Local societies have also highlighted the problems caused by the cost of litigation to legal professionals and their clients. ‘We have a Rolls-Royce litigation system that is highly admired around the world, but it is very expensive,’ Sparrow says. 

Responding and adapting to other forms of disruption, such as the rapid advance of technology that will bring ‘fundamental changes’ to the legal industry, is a further challenge. ‘Most law firms will get smaller,’ with ‘much more of a mix between lawyers and technologists,’ observes Sparrow. CLLS has recently added a specialist committee focusing on data law. 

The vast majority of our members are not involved in criminal legal aid, yet it wouldn’t be right if I didn’t raise it as a point that affects all local law societies

Edward Sparrow, City of London Law Society

Paragon Costs founder and managing partner Lee was appointed as the new president of Bristol Law Society in December. Founded in 1770, the society has around 4,500 members. Lee sees it as fulfilling ‘a key strategic role in our community’ – for example by raising the profile of the profession, facilitating cross-professional networking and encouraging innovation. 

Like other larger societies, Bristol has a ‘corporate membership’ for firms and barristers’ chambers that allows it to sell services to the corporate members’ fee-earners, barristers, support staff and management. At the same time it is operating a number of ‘strategic partnerships’, with the University of the West of England, Bristol (UWE Bristol), Lloyds Bank, Dual Asset Management and Marsh (among others).  

Through partnerships with UWE Bristol, Somerset-based consultancy Kingsmead Square and the West of England Combined Authority, the society has established a law tech community to drive collaboration between the legal and technology professions in both the public and commercial sectors.  

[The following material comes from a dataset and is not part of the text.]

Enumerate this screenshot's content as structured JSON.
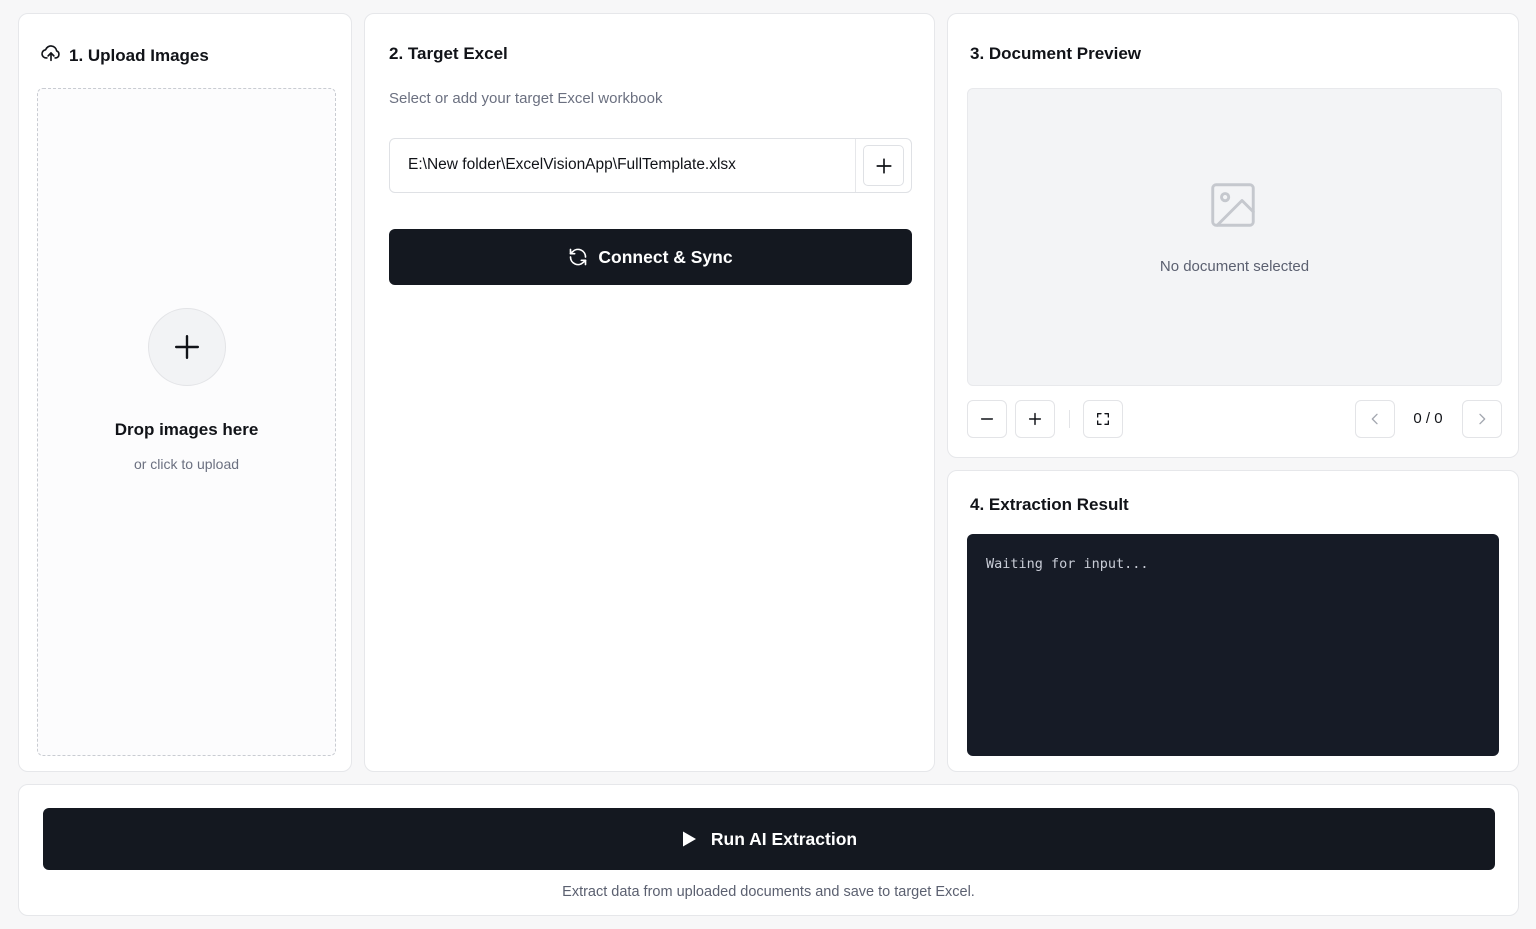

Local law societies are also enhancing their offer by harnessing social media. ‘Social media is a powerful means of engaging with members,’ Lee says. ‘We are active users of LinkedIn and Twitter, with almost 4,000 followers across the two platforms. We use our social media accounts to promote events, share news and update our members on our activities.’  

Banding together also yields dividends. Eccles-Bech points to the Joint Five (J5), an informal group consisting of the largest local law societies: Birmingham, Bristol, Liverpool, Leeds and Manchester. ‘We meet every quarter to discuss matters of mutual concern. We are a very big voice to be heard,’ she says. 

There are similar groupings. The County Society Group was set up in 2017 as the next tier down of local law societies. This comprises the Devon & Somerset Law Society, Cheshire & North Wales, Newcastle, Leicestershire, Kent and Surrey. 

So what about the future? While some local law societies have folded (Bath was one casualty) others have overcome difficulties by adaptation. The Doncaster & District Law Society came close to closure in early 2015, but managed to reverse its fortunes through a successful revamp of membership benefits. 

‘Many law societies have been on a significant journey over the past five to 10 years to ensure that they remain fit for purpose and that they reflect the passion, integrity and innovation of members,’ Lee says. ‘Local law societies will continue to be at the forefront of the regions, providing they continue to effectively support their members in a diverse and innovative fashion.’ 


Marialuisa Taddia is a freelance journalist